One point of concern is that the council mention £8 fee for entering a future clean air zone – perhaps that should be dependent on the type of fuel the car uses, and the age of the vehicle? Older diesels are quite bad for air quality.
In other news,
Air pollution kills 1.6 million more people a year globally than smoking, research suggests. In the UK, 64,000 deaths in 2015 have been linked to air pollution, including 17,000 fatal cases of heart and artery diseaseWHO (Sky News, 12 March 2019)
This is doubling of the World Health Organization’s previous estimates. This underscores the need for firmer action is needed to tackle air pollution.
I’m going to the protest to support the climate emergency motion going through the council today. I hope it gets through without being watered down!
PS Two journalists mentioned that 16 sites are above the legal limit, rather than the 4 from last year. This looks like a significant worsening.

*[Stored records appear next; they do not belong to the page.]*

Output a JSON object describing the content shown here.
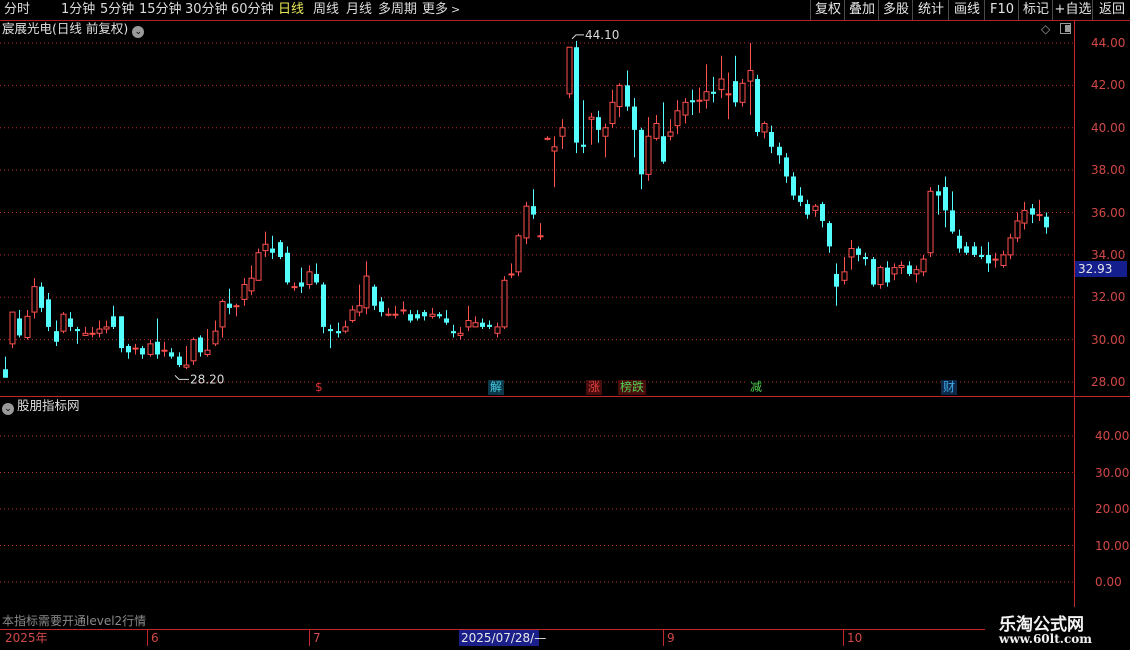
{
  "toolbar": {
    "periods": [
      "分时",
      "1分钟",
      "5分钟",
      "15分钟",
      "30分钟",
      "60分钟",
      "日线",
      "周线",
      "月线",
      "多周期",
      "更多"
    ],
    "active_period": "日线",
    "right_buttons": [
      "复权",
      "叠加",
      "多股",
      "统计",
      "画线",
      "F10",
      "标记",
      "+自选",
      "返回"
    ]
  },
  "stock": {
    "title": "宸展光电(日线 前复权)",
    "max_label": "44.10",
    "min_label": "28.20",
    "last_price": "32.93"
  },
  "events": [
    {
      "label": "$",
      "color": "#e03030",
      "bg": "#000000"
    },
    {
      "label": "解",
      "color": "#40c8e0",
      "bg": "#0d3848"
    },
    {
      "label": "涨",
      "color": "#e04040",
      "bg": "#4a0d0d"
    },
    {
      "label": "榜跌",
      "color": "#50d050",
      "bg": "#4a0d0d"
    },
    {
      "label": "减",
      "color": "#50d050",
      "bg": "#000000"
    },
    {
      "label": "财",
      "color": "#40a8e8",
      "bg": "#0d2848"
    }
  ],
  "main_axis": [
    "44.00",
    "42.00",
    "40.00",
    "38.00",
    "36.00",
    "34.00",
    "32.00",
    "30.00",
    "28.00"
  ],
  "indicator": {
    "title": "股朋指标网",
    "axis": [
      "40.00",
      "30.00",
      "20.00",
      "10.00",
      "0.00"
    ],
    "note": "本指标需要开通level2行情"
  },
  "dates": {
    "labels": [
      "2025年",
      "6",
      "7",
      "9",
      "10"
    ],
    "cursor": "2025/07/28/—"
  },
  "watermark": {
    "cn": "乐淘公式网",
    "url": "www.60lt.com"
  },
  "colors": {
    "up": "#ff5050",
    "down": "#54ffff",
    "grid": "#c0272d",
    "cursor_bg": "#141e8c"
  },
  "chart_data": {
    "type": "candlestick",
    "ylim": [
      27.5,
      44.5
    ],
    "candles": [
      [
        28.6,
        28.2,
        28.2,
        29.2
      ],
      [
        29.8,
        31.3,
        29.6,
        31.3
      ],
      [
        31.0,
        30.2,
        30.1,
        31.4
      ],
      [
        30.1,
        31.1,
        30.0,
        31.4
      ],
      [
        31.3,
        32.5,
        31.0,
        32.9
      ],
      [
        32.5,
        31.5,
        31.3,
        32.7
      ],
      [
        31.9,
        30.6,
        30.4,
        32.2
      ],
      [
        30.4,
        29.9,
        29.7,
        30.9
      ],
      [
        30.4,
        31.2,
        30.3,
        31.3
      ],
      [
        31.0,
        30.6,
        30.4,
        31.3
      ],
      [
        30.5,
        30.4,
        29.8,
        30.6
      ],
      [
        30.2,
        30.3,
        30.2,
        30.6
      ],
      [
        30.3,
        30.3,
        30.1,
        30.6
      ],
      [
        30.3,
        30.5,
        30.1,
        30.9
      ],
      [
        30.5,
        30.6,
        30.3,
        30.9
      ],
      [
        31.1,
        30.6,
        30.5,
        31.6
      ],
      [
        31.1,
        29.6,
        29.4,
        31.1
      ],
      [
        29.7,
        29.4,
        29.1,
        29.8
      ],
      [
        29.6,
        29.6,
        29.3,
        29.8
      ],
      [
        29.6,
        29.3,
        29.1,
        29.7
      ],
      [
        29.3,
        29.8,
        29.2,
        30.0
      ],
      [
        29.9,
        29.3,
        29.1,
        31.0
      ],
      [
        29.5,
        29.5,
        29.2,
        29.9
      ],
      [
        29.4,
        29.2,
        29.1,
        29.6
      ],
      [
        29.2,
        28.8,
        28.7,
        29.4
      ],
      [
        28.7,
        28.8,
        28.6,
        29.7
      ],
      [
        29.0,
        30.0,
        28.8,
        30.1
      ],
      [
        30.1,
        29.4,
        29.2,
        30.2
      ],
      [
        29.3,
        29.5,
        29.2,
        30.5
      ],
      [
        29.8,
        30.4,
        29.7,
        30.9
      ],
      [
        30.6,
        31.8,
        30.1,
        31.9
      ],
      [
        31.7,
        31.5,
        31.2,
        32.4
      ],
      [
        31.6,
        31.6,
        31.1,
        31.7
      ],
      [
        31.9,
        32.6,
        31.6,
        32.9
      ],
      [
        32.3,
        32.9,
        32.1,
        33.5
      ],
      [
        32.8,
        34.1,
        32.8,
        34.3
      ],
      [
        34.2,
        34.5,
        33.9,
        35.1
      ],
      [
        34.3,
        34.1,
        33.8,
        34.9
      ],
      [
        34.6,
        33.9,
        33.8,
        34.7
      ],
      [
        34.1,
        32.7,
        32.6,
        34.4
      ],
      [
        32.5,
        32.5,
        32.3,
        32.7
      ],
      [
        32.7,
        32.5,
        32.2,
        33.4
      ],
      [
        32.6,
        33.2,
        32.4,
        33.5
      ],
      [
        33.1,
        32.7,
        32.6,
        33.6
      ],
      [
        32.6,
        30.6,
        30.3,
        32.7
      ],
      [
        30.5,
        30.4,
        29.6,
        30.7
      ],
      [
        30.4,
        30.3,
        30.1,
        30.8
      ],
      [
        30.4,
        30.6,
        30.3,
        30.9
      ],
      [
        30.9,
        31.4,
        30.8,
        31.6
      ],
      [
        31.3,
        31.6,
        31.1,
        32.6
      ],
      [
        31.5,
        33.0,
        31.2,
        33.7
      ],
      [
        32.5,
        31.6,
        31.4,
        32.6
      ],
      [
        31.8,
        31.3,
        31.1,
        32.0
      ],
      [
        31.2,
        31.2,
        31.1,
        31.5
      ],
      [
        31.2,
        31.2,
        31.0,
        31.6
      ],
      [
        31.4,
        31.4,
        31.2,
        31.8
      ],
      [
        31.2,
        30.9,
        30.8,
        31.4
      ],
      [
        31.2,
        31.0,
        30.9,
        31.4
      ],
      [
        31.3,
        31.1,
        30.9,
        31.4
      ],
      [
        31.1,
        31.2,
        31.0,
        31.5
      ],
      [
        31.2,
        31.1,
        31.0,
        31.3
      ],
      [
        31.0,
        30.8,
        30.7,
        31.4
      ],
      [
        30.4,
        30.3,
        30.1,
        30.7
      ],
      [
        30.2,
        30.3,
        30.0,
        30.6
      ],
      [
        30.6,
        30.9,
        30.4,
        31.6
      ],
      [
        30.6,
        30.8,
        30.6,
        31.1
      ],
      [
        30.8,
        30.6,
        30.5,
        31.0
      ],
      [
        30.7,
        30.6,
        30.5,
        30.9
      ],
      [
        30.3,
        30.6,
        30.1,
        30.8
      ],
      [
        30.6,
        32.8,
        30.5,
        33.0
      ],
      [
        33.1,
        33.1,
        32.9,
        33.6
      ],
      [
        33.2,
        34.9,
        33.0,
        35.0
      ],
      [
        34.8,
        36.3,
        34.5,
        36.5
      ],
      [
        36.3,
        35.9,
        35.7,
        37.1
      ],
      [
        34.9,
        34.9,
        34.7,
        35.5
      ],
      [
        39.5,
        39.5,
        39.4,
        39.6
      ],
      [
        38.9,
        39.1,
        37.2,
        39.6
      ],
      [
        39.6,
        40.0,
        39.0,
        40.4
      ],
      [
        41.6,
        43.8,
        41.4,
        43.8
      ],
      [
        43.8,
        39.3,
        38.8,
        44.1
      ],
      [
        39.2,
        39.1,
        38.8,
        41.3
      ],
      [
        40.4,
        40.5,
        39.2,
        40.7
      ],
      [
        40.5,
        39.9,
        39.3,
        40.8
      ],
      [
        39.6,
        40.0,
        38.6,
        40.2
      ],
      [
        40.2,
        41.2,
        40.0,
        41.8
      ],
      [
        41.0,
        42.0,
        40.5,
        42.1
      ],
      [
        42.0,
        41.0,
        40.8,
        42.7
      ],
      [
        41.0,
        39.9,
        38.6,
        41.4
      ],
      [
        39.9,
        37.8,
        37.1,
        40.0
      ],
      [
        37.8,
        39.6,
        37.5,
        40.5
      ],
      [
        39.5,
        40.2,
        39.4,
        40.6
      ],
      [
        39.6,
        38.4,
        38.3,
        41.2
      ],
      [
        39.6,
        39.8,
        39.4,
        40.4
      ],
      [
        40.1,
        40.8,
        39.7,
        41.3
      ],
      [
        40.6,
        41.2,
        40.2,
        41.4
      ],
      [
        41.3,
        41.2,
        40.6,
        41.8
      ],
      [
        41.3,
        41.3,
        40.7,
        41.9
      ],
      [
        41.3,
        41.7,
        40.9,
        43.0
      ],
      [
        41.7,
        41.6,
        41.2,
        42.4
      ],
      [
        41.8,
        42.3,
        41.4,
        43.4
      ],
      [
        41.6,
        41.6,
        40.4,
        42.6
      ],
      [
        42.2,
        41.2,
        41.0,
        43.4
      ],
      [
        41.2,
        42.1,
        41.0,
        42.3
      ],
      [
        42.2,
        42.7,
        40.6,
        44.0
      ],
      [
        42.3,
        39.8,
        39.6,
        42.5
      ],
      [
        39.8,
        40.2,
        39.5,
        40.3
      ],
      [
        39.8,
        39.1,
        38.8,
        40.1
      ],
      [
        39.1,
        38.7,
        38.3,
        39.3
      ],
      [
        38.6,
        37.7,
        37.4,
        38.8
      ],
      [
        37.7,
        36.8,
        36.6,
        37.9
      ],
      [
        36.8,
        36.5,
        36.3,
        37.2
      ],
      [
        36.4,
        35.9,
        35.7,
        36.6
      ],
      [
        36.1,
        36.3,
        35.8,
        36.4
      ],
      [
        36.4,
        35.6,
        35.3,
        36.5
      ],
      [
        35.5,
        34.4,
        34.1,
        35.6
      ],
      [
        33.1,
        32.5,
        31.6,
        33.6
      ],
      [
        32.8,
        33.2,
        32.6,
        33.9
      ],
      [
        33.9,
        34.3,
        33.3,
        34.7
      ],
      [
        34.3,
        34.0,
        33.7,
        34.4
      ],
      [
        33.9,
        33.8,
        33.5,
        34.1
      ],
      [
        33.8,
        32.6,
        32.5,
        33.9
      ],
      [
        32.6,
        33.4,
        32.4,
        33.5
      ],
      [
        33.4,
        32.7,
        32.5,
        33.7
      ],
      [
        33.1,
        33.4,
        32.8,
        33.6
      ],
      [
        33.4,
        33.5,
        33.1,
        33.7
      ],
      [
        33.5,
        33.1,
        33.0,
        33.7
      ],
      [
        33.1,
        33.3,
        32.7,
        33.5
      ],
      [
        33.2,
        33.8,
        33.0,
        34.0
      ],
      [
        34.1,
        37.0,
        33.9,
        37.2
      ],
      [
        37.0,
        36.8,
        35.9,
        37.3
      ],
      [
        37.2,
        36.1,
        35.3,
        37.7
      ],
      [
        36.1,
        35.1,
        35.0,
        37.0
      ],
      [
        34.9,
        34.3,
        34.1,
        35.2
      ],
      [
        34.4,
        34.1,
        34.0,
        34.6
      ],
      [
        34.4,
        34.0,
        33.9,
        34.6
      ],
      [
        34.0,
        33.9,
        33.8,
        34.4
      ],
      [
        34.0,
        33.6,
        33.2,
        34.6
      ],
      [
        33.8,
        33.8,
        33.4,
        34.1
      ],
      [
        33.5,
        34.0,
        33.4,
        34.2
      ],
      [
        34.0,
        34.8,
        33.8,
        35.0
      ],
      [
        34.8,
        35.6,
        34.6,
        36.0
      ],
      [
        35.5,
        36.1,
        35.2,
        36.5
      ],
      [
        36.2,
        35.9,
        35.5,
        36.4
      ],
      [
        35.9,
        35.9,
        35.6,
        36.6
      ],
      [
        35.8,
        35.3,
        35.0,
        36.0
      ]
    ]
  }
}
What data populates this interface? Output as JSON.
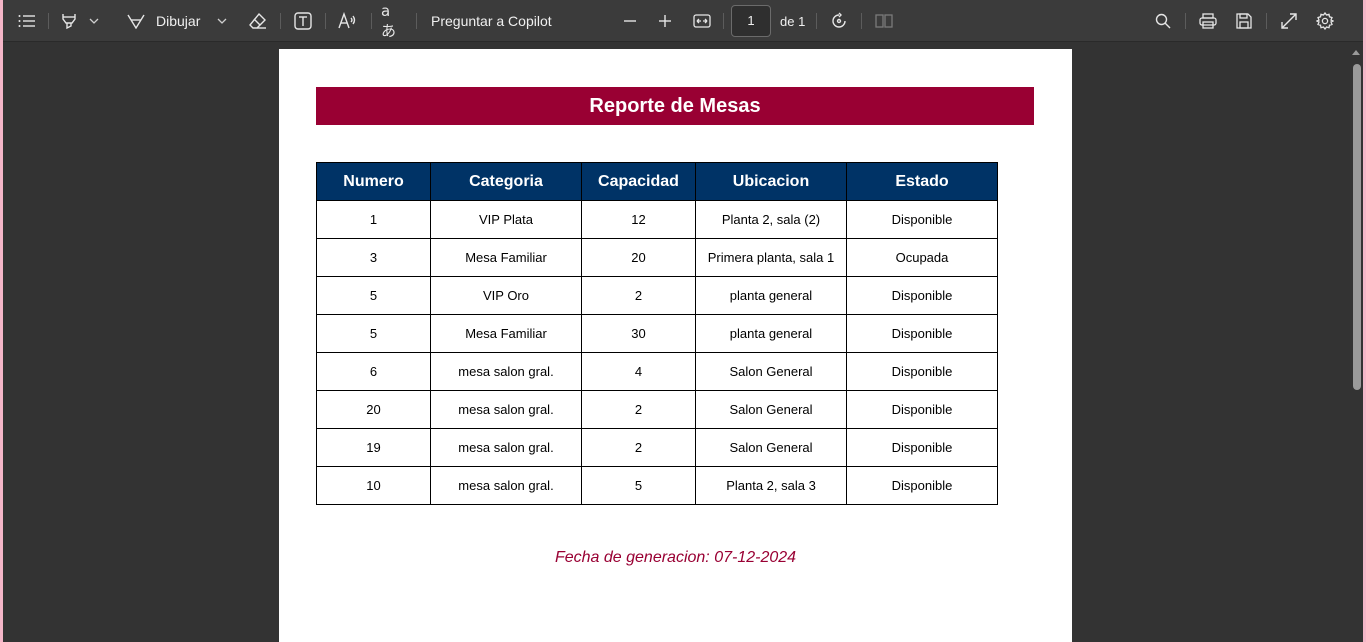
{
  "toolbar": {
    "draw_label": "Dibujar",
    "copilot_label": "Preguntar a Copilot",
    "page_number": "1",
    "page_total": "de 1"
  },
  "document": {
    "title": "Reporte de Mesas",
    "columns": [
      "Numero",
      "Categoria",
      "Capacidad",
      "Ubicacion",
      "Estado"
    ],
    "rows": [
      [
        "1",
        "VIP Plata",
        "12",
        "Planta 2, sala (2)",
        "Disponible"
      ],
      [
        "3",
        "Mesa Familiar",
        "20",
        "Primera planta, sala 1",
        "Ocupada"
      ],
      [
        "5",
        "VIP Oro",
        "2",
        "planta general",
        "Disponible"
      ],
      [
        "5",
        "Mesa Familiar",
        "30",
        "planta general",
        "Disponible"
      ],
      [
        "6",
        "mesa salon gral.",
        "4",
        "Salon General",
        "Disponible"
      ],
      [
        "20",
        "mesa salon gral.",
        "2",
        "Salon General",
        "Disponible"
      ],
      [
        "19",
        "mesa salon gral.",
        "2",
        "Salon General",
        "Disponible"
      ],
      [
        "10",
        "mesa salon gral.",
        "5",
        "Planta 2, sala 3",
        "Disponible"
      ]
    ],
    "footer": "Fecha de generacion: 07-12-2024"
  },
  "colors": {
    "title_bg": "#990033",
    "header_bg": "#003366",
    "footer_text": "#990033"
  },
  "icons": [
    "contents-icon",
    "highlight-icon",
    "chevron-down-icon",
    "draw-icon",
    "eraser-icon",
    "textbox-icon",
    "read-aloud-icon",
    "translate-icon",
    "zoom-out-icon",
    "zoom-in-icon",
    "fit-page-icon",
    "rotate-icon",
    "page-view-icon",
    "search-icon",
    "print-icon",
    "save-icon",
    "fullscreen-icon",
    "settings-icon"
  ]
}
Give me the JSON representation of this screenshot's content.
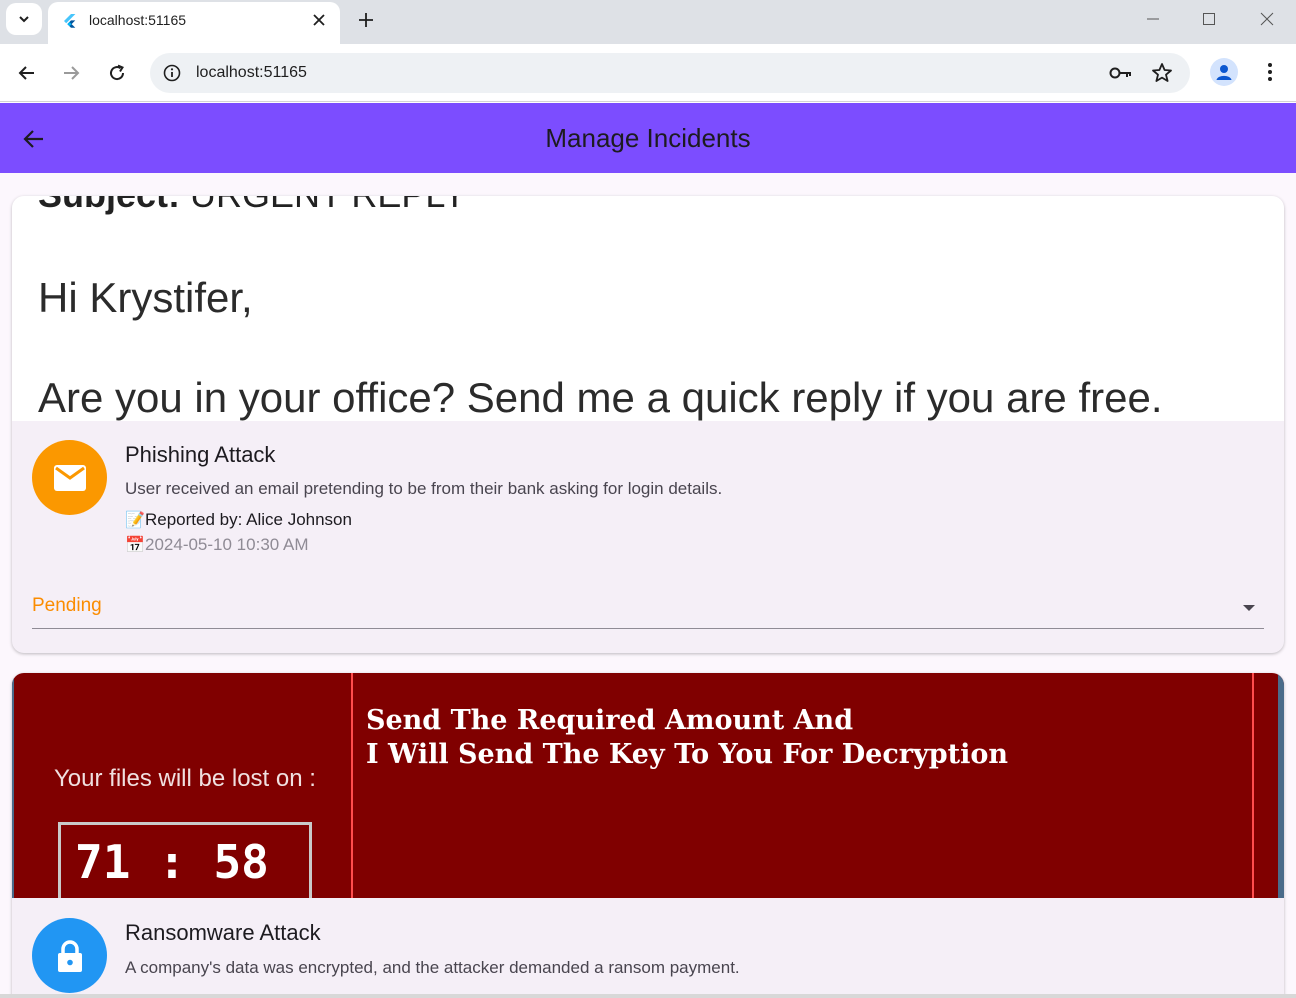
{
  "browser": {
    "tab_title": "localhost:51165",
    "url": "localhost:51165"
  },
  "app": {
    "title": "Manage Incidents",
    "accent_color": "#7c4dff"
  },
  "incidents": [
    {
      "image": {
        "subject_label": "Subject:",
        "subject_value": "URGENT REPLY",
        "greeting": "Hi Krystifer,",
        "body": "Are you in your office? Send me a quick reply if you are free."
      },
      "icon": "mail-icon",
      "icon_color": "#fb9800",
      "title": "Phishing Attack",
      "description": "User received an email pretending to be from their bank asking for login details.",
      "reporter_emoji": "📝",
      "reporter": "Reported by: Alice Johnson",
      "date_emoji": "📅",
      "date": "2024-05-10 10:30 AM",
      "status": "Pending",
      "status_color": "#fb8c00"
    },
    {
      "image": {
        "lost_label": "Your files will be lost on :",
        "timer": "71 : 58",
        "message_line1": "Send The Required Amount And",
        "message_line2": "I Will Send The Key To You For Decryption"
      },
      "icon": "lock-icon",
      "icon_color": "#2196f3",
      "title": "Ransomware Attack",
      "description": "A company's data was encrypted, and the attacker demanded a ransom payment."
    }
  ]
}
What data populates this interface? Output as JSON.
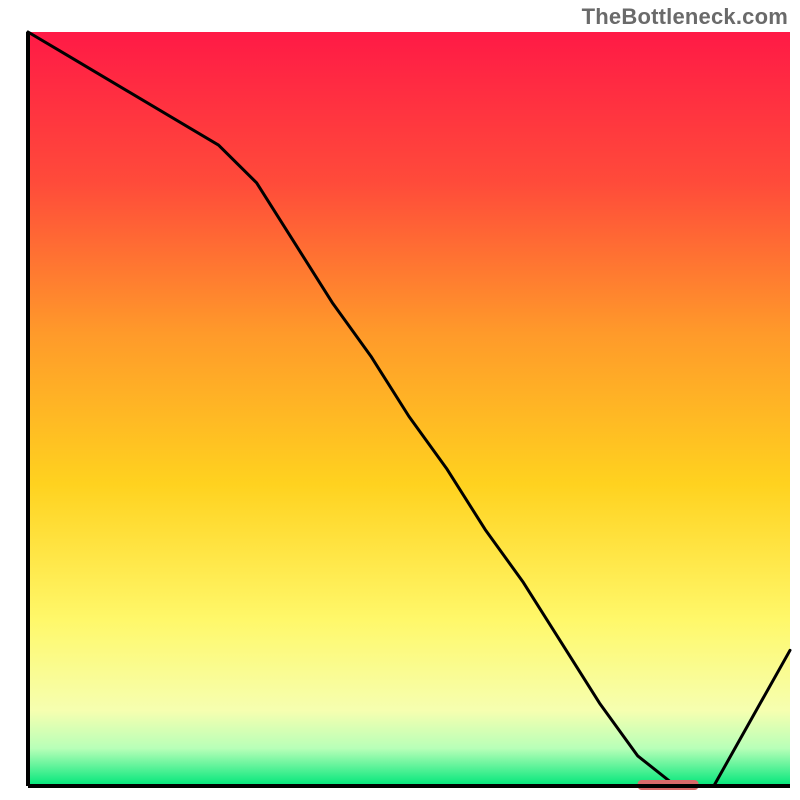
{
  "watermark": "TheBottleneck.com",
  "chart_data": {
    "type": "line",
    "title": "",
    "xlabel": "",
    "ylabel": "",
    "xlim": [
      0,
      100
    ],
    "ylim": [
      0,
      100
    ],
    "x": [
      0,
      5,
      25,
      30,
      35,
      40,
      45,
      50,
      55,
      60,
      65,
      70,
      75,
      80,
      85,
      90,
      95,
      100
    ],
    "values": [
      100,
      97,
      85,
      80,
      72,
      64,
      57,
      49,
      42,
      34,
      27,
      19,
      11,
      4,
      0,
      0,
      9,
      18
    ],
    "optimal_marker": {
      "x_start": 80,
      "x_end": 88,
      "y": 0
    },
    "gradient_stops": [
      {
        "offset": 0.0,
        "color": "#ff1a46"
      },
      {
        "offset": 0.2,
        "color": "#ff4b3a"
      },
      {
        "offset": 0.4,
        "color": "#ff9a2a"
      },
      {
        "offset": 0.6,
        "color": "#ffd21f"
      },
      {
        "offset": 0.78,
        "color": "#fff86a"
      },
      {
        "offset": 0.9,
        "color": "#f6ffb0"
      },
      {
        "offset": 0.95,
        "color": "#b8ffb8"
      },
      {
        "offset": 1.0,
        "color": "#00e67a"
      }
    ],
    "axes": {
      "show_ticks": false,
      "show_grid": false,
      "frame": true
    }
  }
}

PPS I’ve just seen a new council leaflet in air pollution. “Improving traffic flows” is probably counter productive since it increases the road capacity, which in turn increases private car use. The leaflet says even with their planned measures, they won’t be doing it as fast as the government wants – or should I say as fast as the law requires (“as quickly as possible”). It seems like they are priming the public to expect a clean air zone. This could be good if they do it well and target the most polluting vehicles.